Exercise brief — Whenever a line in the entries below contains the string "Path", copy that line.

━━━━━ Record set ━━━━━

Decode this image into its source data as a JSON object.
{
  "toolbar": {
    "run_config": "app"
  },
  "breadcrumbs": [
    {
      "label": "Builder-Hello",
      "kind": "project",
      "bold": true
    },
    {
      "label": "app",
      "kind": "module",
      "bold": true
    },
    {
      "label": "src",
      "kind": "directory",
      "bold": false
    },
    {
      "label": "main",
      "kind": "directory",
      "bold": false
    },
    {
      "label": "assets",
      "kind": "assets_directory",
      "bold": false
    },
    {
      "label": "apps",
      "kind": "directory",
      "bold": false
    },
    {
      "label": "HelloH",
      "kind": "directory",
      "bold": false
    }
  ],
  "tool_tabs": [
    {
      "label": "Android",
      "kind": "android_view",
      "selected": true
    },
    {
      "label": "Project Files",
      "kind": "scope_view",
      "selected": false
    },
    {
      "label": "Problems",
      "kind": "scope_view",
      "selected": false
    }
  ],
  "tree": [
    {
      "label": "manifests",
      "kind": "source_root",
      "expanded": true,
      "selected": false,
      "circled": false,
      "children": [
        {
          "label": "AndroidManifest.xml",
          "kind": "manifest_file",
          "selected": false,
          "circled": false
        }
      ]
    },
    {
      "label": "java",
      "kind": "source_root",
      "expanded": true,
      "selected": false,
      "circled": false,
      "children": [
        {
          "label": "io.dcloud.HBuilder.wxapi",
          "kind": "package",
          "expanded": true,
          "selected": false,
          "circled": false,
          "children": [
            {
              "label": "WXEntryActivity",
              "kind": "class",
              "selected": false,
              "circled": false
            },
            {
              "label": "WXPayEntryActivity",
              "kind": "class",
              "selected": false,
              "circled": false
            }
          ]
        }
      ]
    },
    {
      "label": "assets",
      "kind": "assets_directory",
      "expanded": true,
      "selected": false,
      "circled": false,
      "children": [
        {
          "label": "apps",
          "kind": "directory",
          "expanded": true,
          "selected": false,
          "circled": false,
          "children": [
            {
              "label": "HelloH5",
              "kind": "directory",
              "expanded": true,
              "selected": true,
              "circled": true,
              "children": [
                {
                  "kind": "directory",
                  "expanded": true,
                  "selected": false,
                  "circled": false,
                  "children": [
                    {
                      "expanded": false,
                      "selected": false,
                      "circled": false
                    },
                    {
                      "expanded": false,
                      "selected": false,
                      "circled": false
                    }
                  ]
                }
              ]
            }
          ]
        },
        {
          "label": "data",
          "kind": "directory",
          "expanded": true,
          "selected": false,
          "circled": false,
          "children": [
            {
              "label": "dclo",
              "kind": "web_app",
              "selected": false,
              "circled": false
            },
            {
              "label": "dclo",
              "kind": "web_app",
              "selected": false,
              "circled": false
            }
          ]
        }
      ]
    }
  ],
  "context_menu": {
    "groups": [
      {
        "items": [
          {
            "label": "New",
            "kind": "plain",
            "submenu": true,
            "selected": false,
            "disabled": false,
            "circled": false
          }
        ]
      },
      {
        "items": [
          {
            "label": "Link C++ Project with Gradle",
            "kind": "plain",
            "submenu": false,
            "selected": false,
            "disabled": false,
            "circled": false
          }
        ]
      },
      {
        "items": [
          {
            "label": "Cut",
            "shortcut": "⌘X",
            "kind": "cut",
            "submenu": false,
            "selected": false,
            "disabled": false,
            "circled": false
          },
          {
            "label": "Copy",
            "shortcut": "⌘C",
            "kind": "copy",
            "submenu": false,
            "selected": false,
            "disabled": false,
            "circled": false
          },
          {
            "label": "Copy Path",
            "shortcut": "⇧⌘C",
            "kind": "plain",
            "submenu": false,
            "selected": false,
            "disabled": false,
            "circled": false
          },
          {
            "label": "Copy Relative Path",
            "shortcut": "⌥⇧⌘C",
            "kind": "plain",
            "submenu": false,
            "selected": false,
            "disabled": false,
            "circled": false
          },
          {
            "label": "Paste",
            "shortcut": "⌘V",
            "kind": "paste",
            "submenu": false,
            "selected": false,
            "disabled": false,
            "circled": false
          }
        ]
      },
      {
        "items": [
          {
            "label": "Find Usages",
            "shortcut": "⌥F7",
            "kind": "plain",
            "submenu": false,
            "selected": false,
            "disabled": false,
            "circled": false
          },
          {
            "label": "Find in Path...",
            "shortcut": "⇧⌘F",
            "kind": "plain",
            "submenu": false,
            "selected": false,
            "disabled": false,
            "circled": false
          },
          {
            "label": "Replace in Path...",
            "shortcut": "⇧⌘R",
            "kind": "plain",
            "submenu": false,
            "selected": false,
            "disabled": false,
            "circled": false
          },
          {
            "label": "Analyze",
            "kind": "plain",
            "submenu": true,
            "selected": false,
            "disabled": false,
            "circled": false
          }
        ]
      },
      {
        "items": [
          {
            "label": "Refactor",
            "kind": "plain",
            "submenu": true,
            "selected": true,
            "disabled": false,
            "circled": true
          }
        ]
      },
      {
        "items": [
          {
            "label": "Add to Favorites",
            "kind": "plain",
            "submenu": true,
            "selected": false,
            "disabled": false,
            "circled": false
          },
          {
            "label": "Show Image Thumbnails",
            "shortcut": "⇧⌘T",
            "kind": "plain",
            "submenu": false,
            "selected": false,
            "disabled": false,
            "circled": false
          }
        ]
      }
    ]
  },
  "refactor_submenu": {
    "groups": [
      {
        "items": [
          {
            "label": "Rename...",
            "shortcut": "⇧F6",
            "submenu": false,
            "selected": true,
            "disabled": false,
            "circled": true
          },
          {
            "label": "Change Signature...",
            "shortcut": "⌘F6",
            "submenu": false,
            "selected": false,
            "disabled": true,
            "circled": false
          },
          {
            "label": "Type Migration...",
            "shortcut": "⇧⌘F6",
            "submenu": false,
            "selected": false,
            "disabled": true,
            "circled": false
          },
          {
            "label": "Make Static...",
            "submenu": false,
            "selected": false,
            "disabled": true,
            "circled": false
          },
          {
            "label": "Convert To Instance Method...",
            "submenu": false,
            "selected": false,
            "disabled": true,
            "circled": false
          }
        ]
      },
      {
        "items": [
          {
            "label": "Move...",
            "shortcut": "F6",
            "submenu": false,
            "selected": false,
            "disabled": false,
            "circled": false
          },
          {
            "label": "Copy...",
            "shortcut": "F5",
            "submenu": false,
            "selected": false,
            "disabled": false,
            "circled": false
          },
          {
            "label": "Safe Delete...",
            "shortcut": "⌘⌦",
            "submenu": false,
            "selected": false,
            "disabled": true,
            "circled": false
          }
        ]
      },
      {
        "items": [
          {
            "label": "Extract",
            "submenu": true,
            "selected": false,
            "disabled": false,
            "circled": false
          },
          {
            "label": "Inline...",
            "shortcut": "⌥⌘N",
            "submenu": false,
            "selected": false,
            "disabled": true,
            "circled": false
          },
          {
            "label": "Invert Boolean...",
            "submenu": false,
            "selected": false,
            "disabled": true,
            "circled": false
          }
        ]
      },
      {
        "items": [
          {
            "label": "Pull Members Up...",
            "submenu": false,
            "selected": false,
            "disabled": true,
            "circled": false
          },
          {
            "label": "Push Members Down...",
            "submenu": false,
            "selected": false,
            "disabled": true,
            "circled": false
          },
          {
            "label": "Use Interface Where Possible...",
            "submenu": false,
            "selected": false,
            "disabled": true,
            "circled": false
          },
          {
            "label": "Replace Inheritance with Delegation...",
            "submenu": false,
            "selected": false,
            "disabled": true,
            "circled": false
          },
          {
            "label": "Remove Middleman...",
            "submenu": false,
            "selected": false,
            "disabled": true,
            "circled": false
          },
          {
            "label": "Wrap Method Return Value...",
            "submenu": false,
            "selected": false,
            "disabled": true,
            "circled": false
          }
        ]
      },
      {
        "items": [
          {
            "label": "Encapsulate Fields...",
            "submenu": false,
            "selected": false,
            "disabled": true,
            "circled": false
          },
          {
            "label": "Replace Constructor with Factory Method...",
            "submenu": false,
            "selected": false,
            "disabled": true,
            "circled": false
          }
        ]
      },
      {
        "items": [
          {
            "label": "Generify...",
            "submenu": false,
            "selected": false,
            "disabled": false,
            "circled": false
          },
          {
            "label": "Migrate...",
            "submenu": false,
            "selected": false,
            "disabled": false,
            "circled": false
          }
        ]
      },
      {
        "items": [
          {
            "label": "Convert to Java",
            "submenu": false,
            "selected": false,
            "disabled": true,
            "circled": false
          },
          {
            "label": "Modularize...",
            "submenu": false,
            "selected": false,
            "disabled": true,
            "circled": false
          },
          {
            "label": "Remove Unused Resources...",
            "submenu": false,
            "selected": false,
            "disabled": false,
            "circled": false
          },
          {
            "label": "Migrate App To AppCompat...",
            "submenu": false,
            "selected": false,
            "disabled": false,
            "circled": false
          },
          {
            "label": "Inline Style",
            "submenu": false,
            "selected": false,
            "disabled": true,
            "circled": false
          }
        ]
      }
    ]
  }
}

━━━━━

Solution for this task —
            "label": "Copy Path",
            "label": "Copy Relative Path",
            "label": "Find in Path...",
            "label": "Replace in Path...",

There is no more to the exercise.